- [WHAT YOU NEED TO DO]: Determine how many lines below include the string "tagline". Reply with the number only.

Element data from apps and pages
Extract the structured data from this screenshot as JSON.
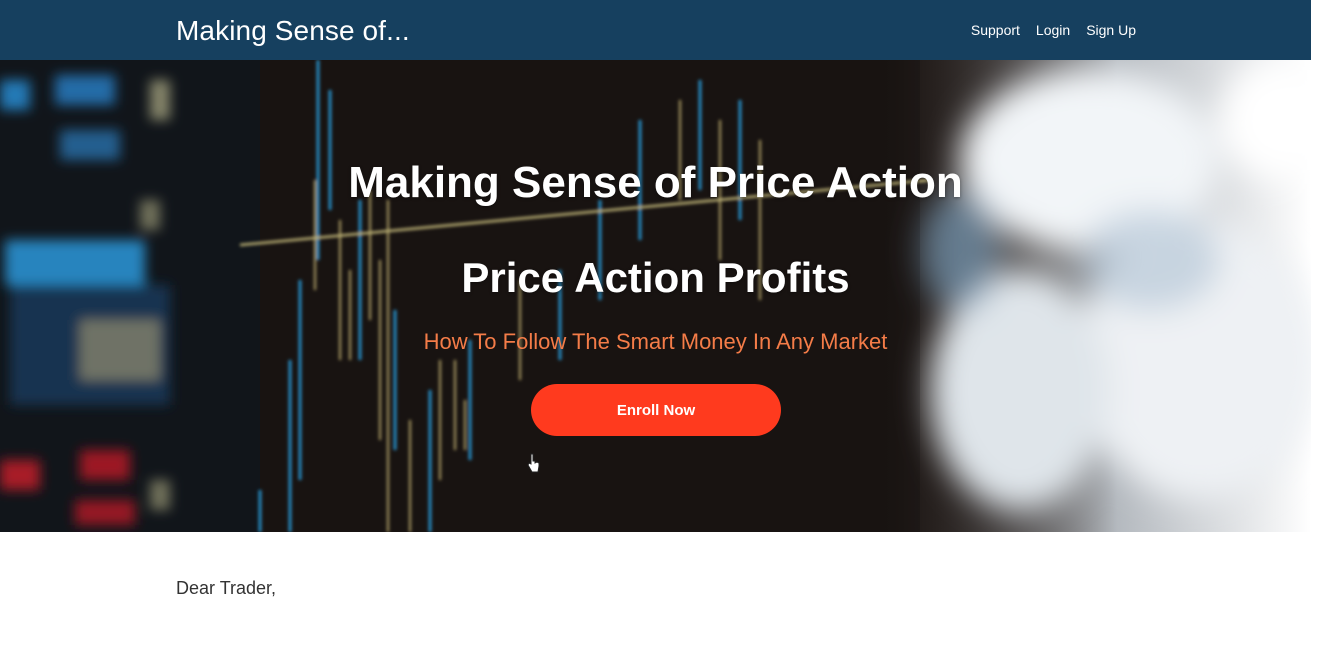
{
  "navbar": {
    "brand": "Making Sense of...",
    "links": [
      {
        "label": "Support"
      },
      {
        "label": "Login"
      },
      {
        "label": "Sign Up"
      }
    ]
  },
  "hero": {
    "title": "Making Sense of Price Action",
    "subtitle": "Price Action Profits",
    "tagline": "How To Follow The Smart Money In Any Market",
    "cta_label": "Enroll Now"
  },
  "content": {
    "greeting": "Dear Trader,"
  },
  "colors": {
    "navbar": "#16405f",
    "tagline": "#f47c48",
    "cta": "#ff3a1e"
  }
}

- [RESULT]: 2